The gene encoding DISC1 (disrupted in schizophrenia 1) is a susceptibility factor for various mental disorders. DISC1 interacts with and inhibits the kinase GSK-3β to enable Wnt activation of β-catenin–mediated gene transcription and proliferation, a process that is required in the initial stages of the development of the cerebral cortex. Proliferating progenitor cells must exit the cell cycle and migrate to the correct locations in the cerebral cortex. Intriguingly, DISC1 also binds to centrosomal proteins, such as Bardet-Biedl syndrome (BBS) 1 and BBS4, and a role for BBS4 in promoting neuronal migration has been suggested. Ishizuka et al. postulated that phosphorylation could alter the affinity of DISC1 for its binding partners and enable DISC1 to act as the switch between proliferation and migration in cortical neurons. Mass spectrometry analysis and in vitro assays indicated that human DISC1 was phosphorylated at Ser713 by protein kinase A (PKA) or the kinase CDK5 (the analogous residue in mouse DISC1 is Ser710). A form of mouse DISC1 that could not be phosphorylated at Ser710 showed decreased interaction with BBS1 and BBS4 compared with wild-type DISC1, whereas a form that mimicked constitutive phosphorylation showed increased interaction. Transfection of cortical neurons with the phosphomimetic DISC1 mutant increased the localization of BBS1 to the centrosome compared with those transfected with wild-type or the nonphosphorylatable mutant. In contrast, the decrease in β-catenin transcriptional activity elicited by RNA interference (RNAi) directed against DISC1 in transfected cells or mouse embryos was rescued by expression of wild-type DISC1 or the nonphosphorylatable DISC1 mutant, but not the phosphomimetic mutant. In mouse cortex, DISC1 phosphorylation at Ser710 was low, and interaction with GSK-3β was most prominent at E14, when progenitor cells are actively proliferating, whereas at E18, when postmitotic neurons are migrating, DISC1 phosphorylation was prominent, association with GSK-3β was low, and interaction with BBS1 was enhanced.

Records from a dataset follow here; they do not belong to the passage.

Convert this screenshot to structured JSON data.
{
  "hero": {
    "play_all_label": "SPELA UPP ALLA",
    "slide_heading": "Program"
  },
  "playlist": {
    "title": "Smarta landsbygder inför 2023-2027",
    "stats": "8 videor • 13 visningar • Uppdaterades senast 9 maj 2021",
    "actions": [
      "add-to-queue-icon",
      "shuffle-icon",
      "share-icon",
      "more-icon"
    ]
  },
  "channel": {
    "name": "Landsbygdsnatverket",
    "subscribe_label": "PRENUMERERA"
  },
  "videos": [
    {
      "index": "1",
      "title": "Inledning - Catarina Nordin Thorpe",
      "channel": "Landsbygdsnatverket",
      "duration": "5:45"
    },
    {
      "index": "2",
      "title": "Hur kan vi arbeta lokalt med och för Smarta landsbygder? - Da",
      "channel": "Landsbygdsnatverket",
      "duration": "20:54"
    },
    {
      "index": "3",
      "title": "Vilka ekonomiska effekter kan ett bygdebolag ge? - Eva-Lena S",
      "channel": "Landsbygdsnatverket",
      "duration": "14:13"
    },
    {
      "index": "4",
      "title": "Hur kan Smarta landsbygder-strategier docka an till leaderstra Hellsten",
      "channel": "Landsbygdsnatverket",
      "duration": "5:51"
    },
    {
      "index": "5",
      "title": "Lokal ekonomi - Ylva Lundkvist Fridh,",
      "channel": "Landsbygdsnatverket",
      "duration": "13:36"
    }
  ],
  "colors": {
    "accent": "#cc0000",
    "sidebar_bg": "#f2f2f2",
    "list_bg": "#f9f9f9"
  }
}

Accordingly, proliferation defects in E14 embryos caused by RNAi against DISC1 were rescued by expression of the nonphosphorylatable DISC1 mutant, whereas DISC1 RNAi-triggered delays in neuronal migration in E18 embryos were rescued by expression of the phosphomimetic DISC1 mutant. Moreover, mice lacking BBS1 or those expressing a dominant-negative form of CDK5 also showed deficits in neuronal migration, which, in the latter case, was rescued only by the phosphomimetic form of DISC1. Thus, a developmentally timed phosphorylation event appears to reduce the binding of DISC1 to GSK-3β to attenuate proliferation and enable it to recruit to the centrosome proteins involved in neuronal migration.

K. Ishizuka, A. Kamiya, E. C. Oh, H. Kanki, S. Seshadri, J. F. Robinson, H. Murdoch, A. J. Dunlop, K.-i. Kubo, K. Furukori, B. Huang, M. Zeledon, A. Hayashi-Takagi, H. Okano, K. Nakajima, M. D. Houslay, N. Katsanis, A. Sawa, DISC1-dependent switch from progenitor proliferation to migration in the developing cortex. Nature 473, 92–96 (2011). [PubMed]

Stay Connected to Science Signaling